Apamea or Apameia (Greek: Απάμεια; Arabic أفاميا or آفاميا, Afamia) was a treasure city and stud-depot of the Seleucid kings, was capital of Apamene, on the right bank of the Orontes River. (Steph. B. s. v.; Strabo xvi. p. 752; Ptolemy v. 15. § 19; Festus Avienus, v. 1083; Antonine Itinerary; Hierocles). Its site is found about 55 km (34 mi) to the northwest of Hama, Syria, overlooking the Ghab valley. Previously known as Pharmake, it was fortified and enlarged by Seleucus I Nicator in 300 BCE, who so named it after his Bactrian wife, Apama – not his mother, as Stephanus asserts; compare Strabo, p. 578). In pursuance of his policy of Hellenizing Syria, it bore the Macedonian name of Pella. The fortress was placed upon a hill; the windings of the Orontes, with the lake and marshes, gave it a peninsular form, whence its other name of Cherronêsos. Seleucus had his commissariat there, 500 elephants, with 30,000 mares, and 300 stallions. The pretender, Diodotus Tryphon, made Apamea the basis of his operations. (Strab. l. c.) Located at a strategic crossroads for Eastern commerce, the city flourished to the extent that its population eventually numbered half a million. It was one of the four cities of the Syrian tetrapolis.
Josephus (Ant. xiv. 3. § 2) relates, that Pompey marching south from his winter quarters, probably at or near Antioch, razed the fortress of Apamea in 64 BCE whence the city was annexed to the Roman Republic. In the revolt of Syria under Q. Caecilius Bassus, it held out against Julius Caesar for three years till the arrival of Cassius, 46 BCE. (Dio Cassius xlvii. 26–28; Joseph. The War of the Jews i. 10. § 10.) On the outbreak of the Jewish War, the inhabitants of Apamea spared the Jews who lived in their midst, and would not suffer them to be murdered or led into captivity (Josephus, The War of the Jews ii. 18, § 5). Destroyed by Chosroes I in the 7th century it was partially rebuilt and known in Arabic as Famia or Fâmieh; and destroyed by an earthquake in 1152. In the Crusades it was still a flourishing and important place and was occupied by Tancred. (Wilken, Gesch. der Ks. vol. ii. p. 474; Abulfeda, Tab. Syr. pp. 114, 157.)
The acropolis hill is now occupied by the ruins called Kalat el-Mudik (Kŭlat el-Mudîk). The ruins of a highly ornamental character, and of an enormous extent, are still standing, the remains, probably, of the temples of which Sozomen speaks (vii. 15); part of the town is enclosed in an ancient castle situated on a hill; the remainder is to be found in the plain.
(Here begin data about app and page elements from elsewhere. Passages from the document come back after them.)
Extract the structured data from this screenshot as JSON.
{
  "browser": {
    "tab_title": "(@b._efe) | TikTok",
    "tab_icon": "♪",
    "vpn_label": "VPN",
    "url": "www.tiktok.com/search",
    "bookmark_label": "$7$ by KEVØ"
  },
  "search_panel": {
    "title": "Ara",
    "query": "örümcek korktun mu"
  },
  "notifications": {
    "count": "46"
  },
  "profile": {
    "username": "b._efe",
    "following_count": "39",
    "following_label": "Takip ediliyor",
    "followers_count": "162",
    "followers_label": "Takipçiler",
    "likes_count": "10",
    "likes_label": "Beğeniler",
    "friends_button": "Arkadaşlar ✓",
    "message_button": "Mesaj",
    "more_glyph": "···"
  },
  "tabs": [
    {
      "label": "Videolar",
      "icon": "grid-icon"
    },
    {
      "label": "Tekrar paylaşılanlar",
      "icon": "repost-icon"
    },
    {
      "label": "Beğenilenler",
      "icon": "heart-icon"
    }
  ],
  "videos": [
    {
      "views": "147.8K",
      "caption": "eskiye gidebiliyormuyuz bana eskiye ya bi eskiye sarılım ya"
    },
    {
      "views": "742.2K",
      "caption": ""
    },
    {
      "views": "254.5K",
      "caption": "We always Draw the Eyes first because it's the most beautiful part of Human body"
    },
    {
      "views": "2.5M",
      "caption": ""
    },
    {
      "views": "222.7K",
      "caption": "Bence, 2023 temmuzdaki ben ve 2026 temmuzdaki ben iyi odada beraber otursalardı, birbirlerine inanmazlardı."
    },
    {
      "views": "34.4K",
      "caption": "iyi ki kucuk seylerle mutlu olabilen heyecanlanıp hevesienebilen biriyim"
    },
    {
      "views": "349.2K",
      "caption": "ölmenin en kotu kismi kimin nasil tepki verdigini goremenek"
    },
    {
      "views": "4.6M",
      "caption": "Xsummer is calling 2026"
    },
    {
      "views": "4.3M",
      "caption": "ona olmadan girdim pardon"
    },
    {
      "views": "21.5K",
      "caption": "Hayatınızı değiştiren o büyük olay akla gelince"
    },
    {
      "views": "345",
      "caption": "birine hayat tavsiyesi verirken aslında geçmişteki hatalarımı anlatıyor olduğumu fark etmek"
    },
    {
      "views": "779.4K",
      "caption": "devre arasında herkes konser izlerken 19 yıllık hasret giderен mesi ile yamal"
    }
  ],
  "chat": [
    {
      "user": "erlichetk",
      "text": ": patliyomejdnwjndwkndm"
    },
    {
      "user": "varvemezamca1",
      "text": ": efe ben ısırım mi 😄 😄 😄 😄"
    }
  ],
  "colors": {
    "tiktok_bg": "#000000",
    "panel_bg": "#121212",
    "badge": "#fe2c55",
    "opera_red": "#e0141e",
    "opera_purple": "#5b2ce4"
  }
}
In the adjacent lake are the celebrated black fish, the source of much wealth.
Both the Jerusalem Targumim considered the city of Shepham (Num. xxxiv. 11) to be identical with Apamea. Since Apamea virtually belonged to Rabbinic Palestine, the first-fruits brought by Ariston from that town were accepted for sacrifice in Jerusalem (Mishnah Ḥal. iv. 11). Apamea remains a titular see of the Roman Catholic Church, Apamenus in Syria; the seat has been vacant since the death of the last bishop in 1974.
- Archigenes (Greek physician)
- Posidonius (Greek philosopher and author)
- Aristarchus (bishop, one of the Seventy Apostles)
- Numenius of Apamea (second century philosopher)
- Iamblichus of Chalcis (Neo-Platonist philosopher)
- Polychronius (bishop, and brother of Theodore of Mopsuestia)
- Theodoret (fifth century bishop)
- Evagrius Scholasticus (sixth century historian)
- Junias (first century bishop)
- William Smith (editor); Dictionary of Greek and Roman Geography, "Apameia", London, (1854)
- R. F. Burton and T. Drake, Unexplored Syria
- E. Sachau, Reise in Syrien, 1883.
- This article incorporates text from the Encyclopædia Britannica, Eleventh Edition, a publication now in the public domain.
- This article incorporates text from the 1901–1906 Jewish Encyclopedia, a publication now in the public domain.
|This page uses content from the English Wikipedia. The original article was at Apamea, Syria. The list of authors can be seen in the page history.|